The truth about chocolate
The 7th July is world chocolate day; here we take a look at the truth about this treat The smooth decadence of dark chocolate melting in your mouth — nothing feels quite like it. With alternating notes of bitter and sweet to awaken your taste buds, it’s no wonder chocolate is so beloved.
Over the years, we’ve heard flip-flopping advice about chocolate and cardiovascular health. While one report claims it’s good for us, the next warns that it’s not a health food. Here are some myths and facts about chocolate.
Myth: Chocolate is all the same
Truth: All chocolate comes from cacao beans, which are fermented, roasted, ground and separated into cocoa solids and cocoa butter.
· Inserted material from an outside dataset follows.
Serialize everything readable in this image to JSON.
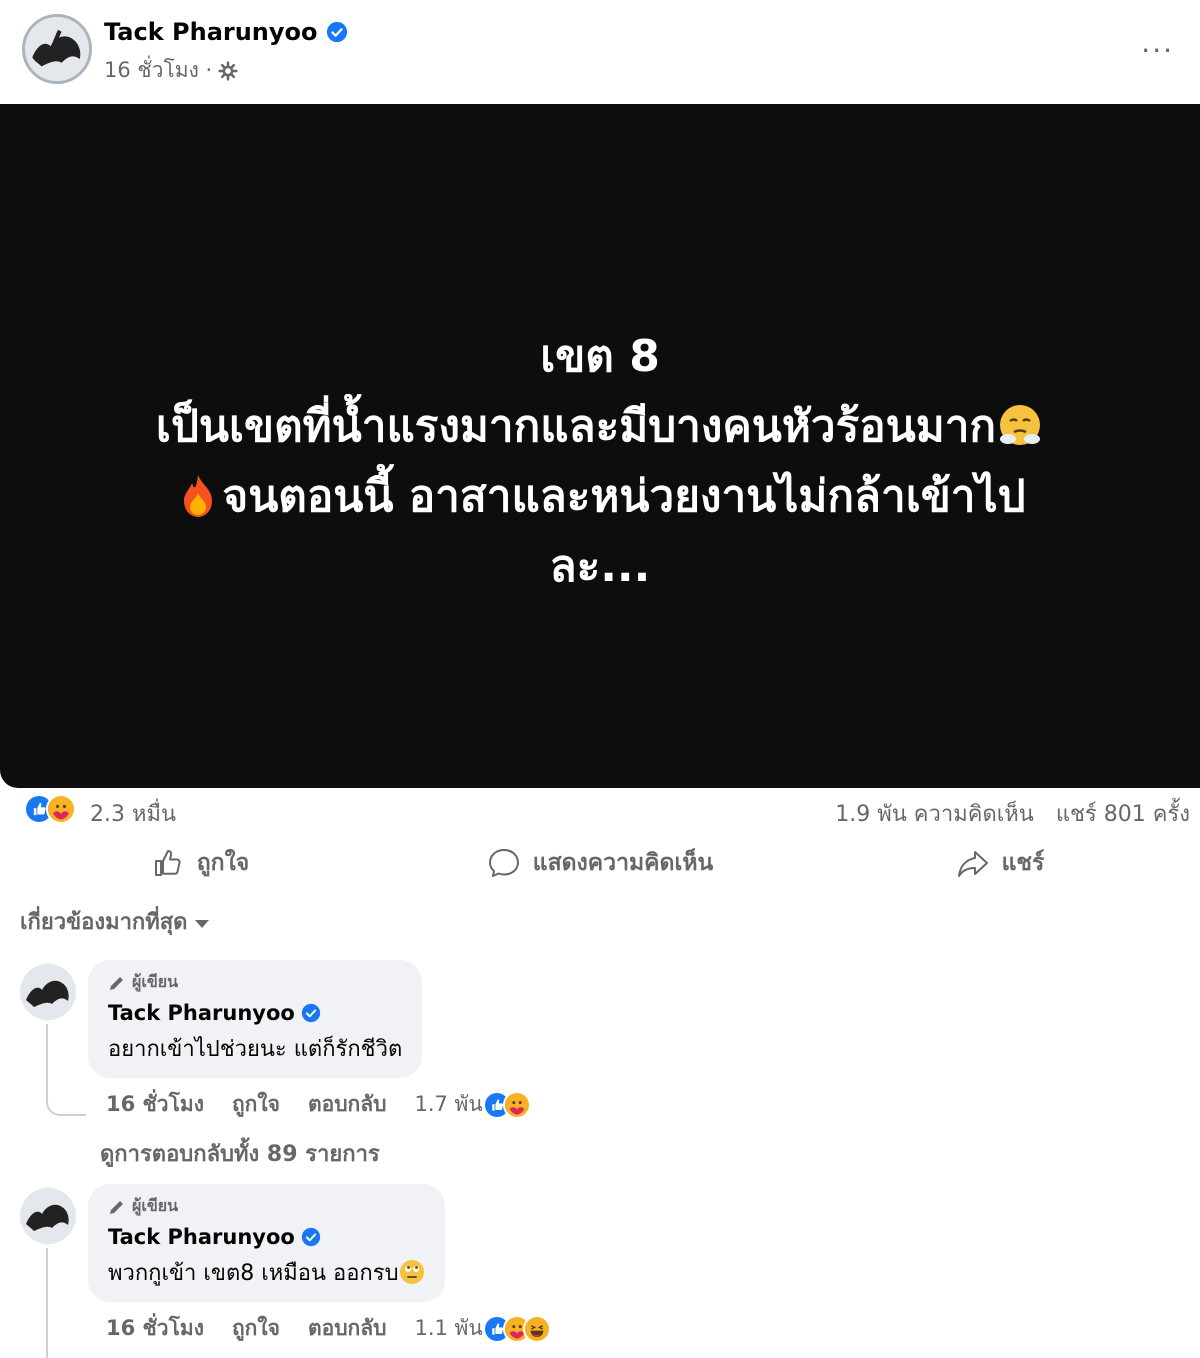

A range of products are made from these – and the more processed they are, the less healthy they become.
Here are the main products, from least to most processed:
Cacao nibs are broken pieces of cacao bean. Raw and unprocessed, they are crunchy with a bitter chocolate flavour. You can buy them at health food stores and some grocery stores.
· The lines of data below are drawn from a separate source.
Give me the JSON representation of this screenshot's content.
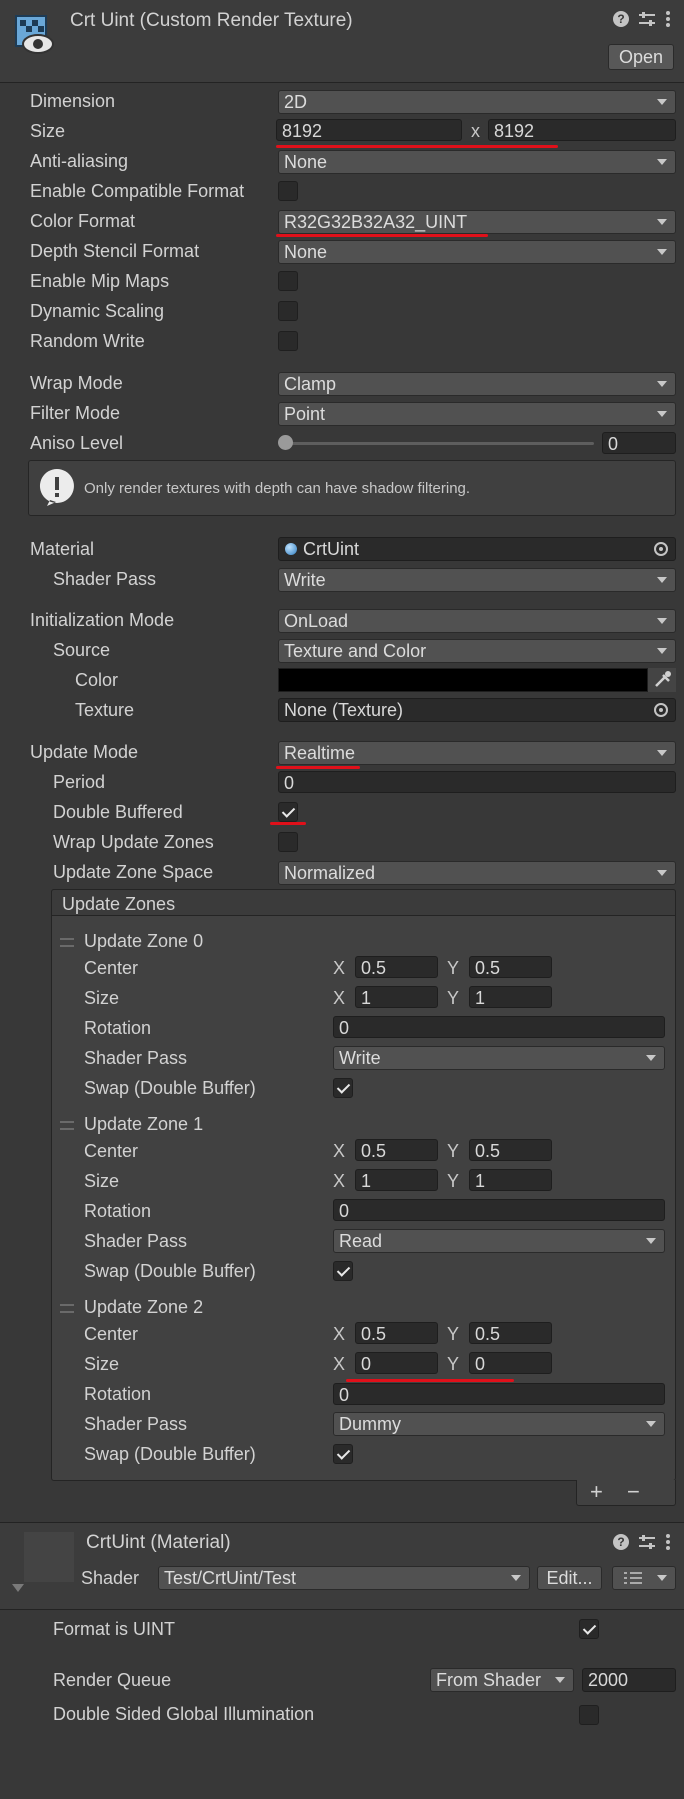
{
  "header": {
    "title": "Crt Uint (Custom Render Texture)",
    "open_label": "Open"
  },
  "texture": {
    "dimension_label": "Dimension",
    "dimension": "2D",
    "size_label": "Size",
    "width": "8192",
    "height": "8192",
    "x_sep": "x",
    "aa_label": "Anti-aliasing",
    "aa": "None",
    "compat_label": "Enable Compatible Format",
    "color_format_label": "Color Format",
    "color_format": "R32G32B32A32_UINT",
    "depth_label": "Depth Stencil Format",
    "depth": "None",
    "mip_label": "Enable Mip Maps",
    "dyn_label": "Dynamic Scaling",
    "rw_label": "Random Write",
    "wrap_label": "Wrap Mode",
    "wrap": "Clamp",
    "filter_label": "Filter Mode",
    "filter": "Point",
    "aniso_label": "Aniso Level",
    "aniso": "0",
    "info": "Only render textures with depth can have shadow filtering.",
    "aniso_fraction": 0
  },
  "material": {
    "material_label": "Material",
    "material": "CrtUint",
    "shader_pass_label": "Shader Pass",
    "shader_pass": "Write"
  },
  "init": {
    "mode_label": "Initialization Mode",
    "mode": "OnLoad",
    "source_label": "Source",
    "source": "Texture and Color",
    "color_label": "Color",
    "texture_label": "Texture",
    "texture": "None (Texture)"
  },
  "update": {
    "mode_label": "Update Mode",
    "mode": "Realtime",
    "period_label": "Period",
    "period": "0",
    "double_label": "Double Buffered",
    "wrap_label": "Wrap Update Zones",
    "space_label": "Update Zone Space",
    "space": "Normalized",
    "zones_title": "Update Zones",
    "zone_fields": {
      "center": "Center",
      "size": "Size",
      "rotation": "Rotation",
      "shader_pass": "Shader Pass",
      "swap": "Swap (Double Buffer)",
      "x": "X",
      "y": "Y"
    },
    "zones": [
      {
        "name": "Update Zone 0",
        "cx": "0.5",
        "cy": "0.5",
        "sx": "1",
        "sy": "1",
        "rotation": "0",
        "pass": "Write"
      },
      {
        "name": "Update Zone 1",
        "cx": "0.5",
        "cy": "0.5",
        "sx": "1",
        "sy": "1",
        "rotation": "0",
        "pass": "Read"
      },
      {
        "name": "Update Zone 2",
        "cx": "0.5",
        "cy": "0.5",
        "sx": "0",
        "sy": "0",
        "rotation": "0",
        "pass": "Dummy"
      }
    ],
    "add_symbol": "+",
    "remove_symbol": "−"
  },
  "mat_inspector": {
    "title": "CrtUint (Material)",
    "shader_label": "Shader",
    "shader": "Test/CrtUint/Test",
    "edit_label": "Edit...",
    "format_uint_label": "Format is UINT",
    "render_queue_label": "Render Queue",
    "render_queue_mode": "From Shader",
    "render_queue": "2000",
    "dsgi_label": "Double Sided Global Illumination"
  },
  "colors": {
    "annotation_red": "#e0101a",
    "panel": "#383838",
    "field": "#2a2a2a"
  }
}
Cocoa solids, also called cocoa powder, is deeply flavoured and bitter. Look for “natural” cocoa powder, which is less refined than “Dutch process” powder.
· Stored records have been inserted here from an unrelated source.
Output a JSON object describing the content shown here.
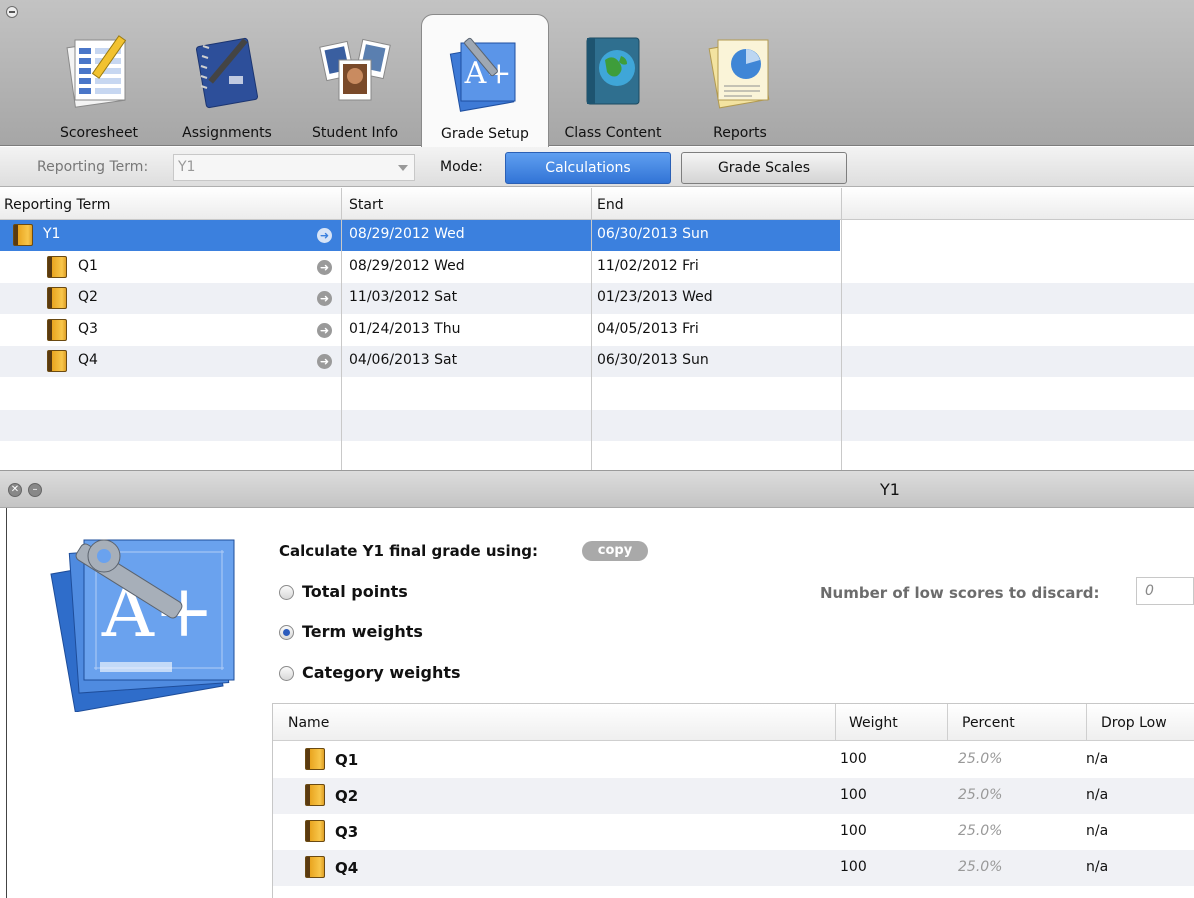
{
  "toolbar": {
    "tabs": [
      {
        "label": "Scoresheet",
        "icon": "scoresheet-icon"
      },
      {
        "label": "Assignments",
        "icon": "notebook-icon"
      },
      {
        "label": "Student Info",
        "icon": "student-photos-icon"
      },
      {
        "label": "Grade Setup",
        "icon": "grade-setup-icon",
        "active": true
      },
      {
        "label": "Class Content",
        "icon": "globe-book-icon"
      },
      {
        "label": "Reports",
        "icon": "report-pie-icon"
      }
    ]
  },
  "filter": {
    "reporting_term_label": "Reporting Term:",
    "reporting_term_value": "Y1",
    "mode_label": "Mode:",
    "mode_options": [
      "Calculations",
      "Grade Scales"
    ],
    "selected_mode": "Calculations"
  },
  "terms_table": {
    "columns": [
      "Reporting Term",
      "Start",
      "End"
    ],
    "rows": [
      {
        "name": "Y1",
        "start": "08/29/2012 Wed",
        "end": "06/30/2013 Sun",
        "selected": true
      },
      {
        "name": "Q1",
        "start": "08/29/2012 Wed",
        "end": "11/02/2012 Fri"
      },
      {
        "name": "Q2",
        "start": "11/03/2012 Sat",
        "end": "01/23/2013 Wed"
      },
      {
        "name": "Q3",
        "start": "01/24/2013 Thu",
        "end": "04/05/2013 Fri"
      },
      {
        "name": "Q4",
        "start": "04/06/2013 Sat",
        "end": "06/30/2013 Sun"
      }
    ]
  },
  "detail": {
    "title": "Y1",
    "calc_label": "Calculate Y1 final grade using:",
    "copy_label": "copy",
    "options": [
      "Total points",
      "Term weights",
      "Category weights"
    ],
    "selected_option": "Term weights",
    "discard_label": "Number of low scores to discard:",
    "discard_value": "0",
    "weights_table": {
      "columns": [
        "Name",
        "Weight",
        "Percent",
        "Drop Low"
      ],
      "rows": [
        {
          "name": "Q1",
          "weight": "100",
          "percent": "25.0%",
          "drop_low": "n/a"
        },
        {
          "name": "Q2",
          "weight": "100",
          "percent": "25.0%",
          "drop_low": "n/a"
        },
        {
          "name": "Q3",
          "weight": "100",
          "percent": "25.0%",
          "drop_low": "n/a"
        },
        {
          "name": "Q4",
          "weight": "100",
          "percent": "25.0%",
          "drop_low": "n/a"
        }
      ]
    }
  },
  "colors": {
    "selection": "#3b80de",
    "toolbar": "#b3b3b3",
    "book": "#e9a520"
  }
}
Dark chocolate is made from cocoa solids (minimum 35 per cent) and cocoa butter, with a small amount of sugar. It’s also called semi-sweet or bittersweet chocolate.
Milk chocolate contains less cocoa solids (minimum 12 per cent) than dark, plus cocoa butter with milk powder and sugar.
White chocolate is made from cocoa butter with no cocoa solids, plus milk and sugar.
Myth: All chocolate is heart healthy
Truth: It’s not chocolate that’s healthy – it’s the cocoa solids. Here’s why.
They contain antioxidants called flavonoids, which may help reduce inflammation and prevent insulin resistance.
They also contain a compound called theobromine, which has been linked to reducing blood pressure and raising “healthy” HDL-cholesterol levels.
Together, these components provide heart-protective effects. The chocolate products with the highest nutritional value are ones that contain the most cocoa solids – cacao nibs, cocoa powder and dark chocolate.
But remember, heart health comes from following a balanced diet that contains vegetables, fruit, whole grains, legumes, nuts, fish and other nutritious foods. Eating cocoa-rich products won’t make a bad diet better.
Myth: Milk chocolate is as nutritious as dark chocolate
Truth: Milk chocolate has more sugar and fat and fewer antioxidants than dark, so scores lower on nutrition. Lower still is white chocolate, which has no cocoa solids and no antioxidant content whatsoever.
Whether you like your chocolate light or dark, it’s best consumed plain and in small amounts. Those nutty caramel nougat chocolate bars that call to you at the checkout counter are loaded with calories, fat and sugar, but little nutritional value.
Myth: Dark chocolate is heart-healthy so I can eat as much as I want
Truth: Dark chocolate contains more than 500 calories per 100 grams, so calories add up quickly. Clinical studies on cardiovascular benefits of chocolate use different amounts in their tests — anywhere from 15 to 100 grams a day. This makes it difficult to recommend a heart-healthy dose with any accuracy. If you love dark chocolate, enjoy it in small amounts and be mindful of calories.
Myth: Chocolate is high in saturated fat
Truth: Chocolate does contain saturated fat, but it’s mostly stearic acid, which doesn’t raise blood cholesterol levels the way other saturated fats do. As part of a balanced diet, a bit of chocolate is fine.
Myth: Chocolate belongs in a heart-shaped box
Truth: If you’ve ever enjoyed mole, the cocoa-spiked, spicy Mexican sauce, you know chocolate has a flip side. Cocoa powder and dark chocolate are excellent in savoury dishes, and pair well with chillies, cinnamon, ginger and rosemary. Cocoa powder can be used in sauces, baking and warm drinks. For a robust chocolate experience, try cocoa nibs on yoghurt, in oatmeal or as a bold salad topping.